Sunday, April 26, 2009




Most plastic packaging is called “disposable” from “disposable” food containers, “disposable” lighters, but we know that everything disposable goes some where and that some where is for a long, long time.

By giving aesthetic form to what is considered to be garbage, I serve as both cleaner and curator. While the content of my work has a message about the spoiling of the natural world by the human/industrial world, my intent is to transform the perils of pollution into something beautiful and celebratory.

These necklaces were made from plastic collected from Kehoe Beach in the Point Reyes National Seashore. Irresponsible visitors did not leave this plastic on the beach; rather it washed up from the ocean. Some pieces show evidence of being at sea a long time, roughed and tumbled by the salt and the waves. Some have identifying markers indicating that it traveled far, from Korea or Japan.

I hope by putting a little fun and fashion into the conservation conversation, that the value of detritus will increase. Soon everyone will be out at the beach “shopping” for a special piece of plastic trash or will be eager to “mine” the North Pacific Gyre for plastic treasures. Then, we get some great things to wear and to look at, plus we get a clean and healthy sea.

Milk Tab Bracelet

As a child, milk came in clear glass bottles delivered early morning on our doorstep. Later, at the store, we purchased the boxy wax carton that served well. Now, in the name of sanitation and convenience, milk cartons have been “improved” with plastic safety milk pull-tabs. Now, thousands of these ubiquitous tabs are making their way to the landfill and will take thousand of years to go away.

To draw attention to this blight, I created a bracelet "fashion statement" that really says something. People always take note of my unique jewelry, which gives me the opportunity to talk about plastic and to encourage action about everything, even about milk cartons.

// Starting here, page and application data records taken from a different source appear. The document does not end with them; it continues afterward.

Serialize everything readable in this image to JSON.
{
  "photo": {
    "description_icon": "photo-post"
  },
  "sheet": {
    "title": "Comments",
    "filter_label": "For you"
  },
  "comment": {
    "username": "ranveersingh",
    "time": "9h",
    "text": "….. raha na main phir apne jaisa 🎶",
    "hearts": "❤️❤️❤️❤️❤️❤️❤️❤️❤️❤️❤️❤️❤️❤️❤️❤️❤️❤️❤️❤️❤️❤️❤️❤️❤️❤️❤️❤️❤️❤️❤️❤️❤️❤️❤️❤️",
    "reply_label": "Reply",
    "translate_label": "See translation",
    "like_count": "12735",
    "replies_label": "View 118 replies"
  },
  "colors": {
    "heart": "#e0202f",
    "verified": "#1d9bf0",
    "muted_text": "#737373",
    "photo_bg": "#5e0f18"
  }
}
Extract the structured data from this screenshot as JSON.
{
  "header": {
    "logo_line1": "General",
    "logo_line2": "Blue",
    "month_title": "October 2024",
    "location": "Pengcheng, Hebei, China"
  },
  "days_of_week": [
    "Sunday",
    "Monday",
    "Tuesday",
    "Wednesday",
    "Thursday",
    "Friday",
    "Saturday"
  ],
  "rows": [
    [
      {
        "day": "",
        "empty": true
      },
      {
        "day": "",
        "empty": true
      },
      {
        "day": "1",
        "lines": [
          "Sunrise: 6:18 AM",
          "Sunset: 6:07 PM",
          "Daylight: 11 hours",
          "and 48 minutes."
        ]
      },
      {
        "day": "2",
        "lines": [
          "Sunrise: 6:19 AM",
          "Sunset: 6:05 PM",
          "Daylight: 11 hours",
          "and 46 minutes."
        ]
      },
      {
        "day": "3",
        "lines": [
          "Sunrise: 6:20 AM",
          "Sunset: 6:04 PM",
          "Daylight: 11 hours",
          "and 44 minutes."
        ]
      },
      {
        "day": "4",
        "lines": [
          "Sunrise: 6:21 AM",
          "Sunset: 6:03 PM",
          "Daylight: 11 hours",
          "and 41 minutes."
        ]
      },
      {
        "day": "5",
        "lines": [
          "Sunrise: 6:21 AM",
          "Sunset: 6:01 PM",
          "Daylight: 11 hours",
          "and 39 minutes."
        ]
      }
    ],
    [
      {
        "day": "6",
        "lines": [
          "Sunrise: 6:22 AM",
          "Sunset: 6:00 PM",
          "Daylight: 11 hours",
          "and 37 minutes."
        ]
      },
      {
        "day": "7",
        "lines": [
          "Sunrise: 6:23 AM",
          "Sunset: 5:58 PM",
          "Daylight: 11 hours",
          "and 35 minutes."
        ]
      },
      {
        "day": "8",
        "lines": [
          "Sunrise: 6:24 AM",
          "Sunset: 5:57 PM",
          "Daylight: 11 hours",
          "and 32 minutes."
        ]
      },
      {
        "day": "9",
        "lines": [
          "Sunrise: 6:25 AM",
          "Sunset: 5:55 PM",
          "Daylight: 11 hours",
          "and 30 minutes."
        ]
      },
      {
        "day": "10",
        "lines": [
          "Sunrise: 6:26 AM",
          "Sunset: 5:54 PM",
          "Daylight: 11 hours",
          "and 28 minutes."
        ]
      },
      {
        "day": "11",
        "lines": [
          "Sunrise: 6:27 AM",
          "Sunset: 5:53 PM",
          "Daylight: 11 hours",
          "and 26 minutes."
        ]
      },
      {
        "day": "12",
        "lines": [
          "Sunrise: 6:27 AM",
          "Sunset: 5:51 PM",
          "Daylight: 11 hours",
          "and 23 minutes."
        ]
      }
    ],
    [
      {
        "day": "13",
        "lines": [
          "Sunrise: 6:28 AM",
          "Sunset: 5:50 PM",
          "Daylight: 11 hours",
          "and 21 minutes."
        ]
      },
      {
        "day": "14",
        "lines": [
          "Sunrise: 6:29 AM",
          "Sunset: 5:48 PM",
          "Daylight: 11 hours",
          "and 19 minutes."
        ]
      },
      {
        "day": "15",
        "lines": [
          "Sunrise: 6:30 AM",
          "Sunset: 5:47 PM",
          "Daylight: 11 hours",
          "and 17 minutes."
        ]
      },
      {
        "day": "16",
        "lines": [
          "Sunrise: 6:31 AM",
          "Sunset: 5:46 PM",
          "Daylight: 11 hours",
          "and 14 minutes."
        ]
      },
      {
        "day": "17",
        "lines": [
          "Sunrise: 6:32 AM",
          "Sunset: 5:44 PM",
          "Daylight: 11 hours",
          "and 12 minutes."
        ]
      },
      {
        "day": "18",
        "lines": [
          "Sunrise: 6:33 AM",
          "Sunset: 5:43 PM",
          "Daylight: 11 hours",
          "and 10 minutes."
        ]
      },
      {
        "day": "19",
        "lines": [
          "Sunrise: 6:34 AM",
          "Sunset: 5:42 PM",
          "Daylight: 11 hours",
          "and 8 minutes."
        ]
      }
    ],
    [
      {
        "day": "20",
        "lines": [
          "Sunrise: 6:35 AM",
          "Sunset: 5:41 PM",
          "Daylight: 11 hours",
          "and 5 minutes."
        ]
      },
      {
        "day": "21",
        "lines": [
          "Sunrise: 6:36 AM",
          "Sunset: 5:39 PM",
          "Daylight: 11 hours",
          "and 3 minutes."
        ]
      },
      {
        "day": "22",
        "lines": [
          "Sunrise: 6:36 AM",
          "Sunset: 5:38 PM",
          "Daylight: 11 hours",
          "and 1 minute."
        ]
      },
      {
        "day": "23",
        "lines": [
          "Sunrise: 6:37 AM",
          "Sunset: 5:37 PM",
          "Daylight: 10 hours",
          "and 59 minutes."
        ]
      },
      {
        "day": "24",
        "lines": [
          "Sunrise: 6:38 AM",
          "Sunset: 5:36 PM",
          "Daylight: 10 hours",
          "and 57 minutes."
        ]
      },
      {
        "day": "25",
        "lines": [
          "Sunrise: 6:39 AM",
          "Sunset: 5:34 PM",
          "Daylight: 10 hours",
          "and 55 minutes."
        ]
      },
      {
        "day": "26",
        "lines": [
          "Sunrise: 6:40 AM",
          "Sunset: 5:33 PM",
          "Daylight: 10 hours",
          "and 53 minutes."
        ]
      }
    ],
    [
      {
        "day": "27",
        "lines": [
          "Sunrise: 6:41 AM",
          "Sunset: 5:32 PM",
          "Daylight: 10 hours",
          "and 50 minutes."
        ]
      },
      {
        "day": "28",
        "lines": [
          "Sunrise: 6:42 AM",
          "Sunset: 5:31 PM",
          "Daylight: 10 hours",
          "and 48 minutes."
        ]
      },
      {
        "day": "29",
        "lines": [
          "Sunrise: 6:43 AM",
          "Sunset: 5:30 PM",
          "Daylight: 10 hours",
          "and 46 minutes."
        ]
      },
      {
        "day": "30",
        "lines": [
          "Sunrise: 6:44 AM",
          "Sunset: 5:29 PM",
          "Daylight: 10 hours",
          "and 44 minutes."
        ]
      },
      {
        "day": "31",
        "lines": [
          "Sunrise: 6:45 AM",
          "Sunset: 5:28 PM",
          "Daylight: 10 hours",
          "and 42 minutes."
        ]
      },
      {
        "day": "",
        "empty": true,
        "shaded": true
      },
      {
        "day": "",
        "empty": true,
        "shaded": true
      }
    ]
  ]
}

During a recent trip to Tanzania, I visited a Masai village where the curious fingers of an elder Masai woman touched my bright white bracelet trying to figure out what could be the source and the material of my unusual adornment. I asked our guide to explain that I had made the bracelet out of milk pull-tabs; that they were something that would otherwise be thrown away; that I am an artist who uses recycled plastic in my creations. I was babbling so fast that probably neither she nor my translator understood a word of what I was saying. And, since the Masai subsist on milk and blood, I am sure that she had no idea about milk cartons or pull-tabs. I was thrilled that she was interested and was happy that she accepted my bracelet as a gift.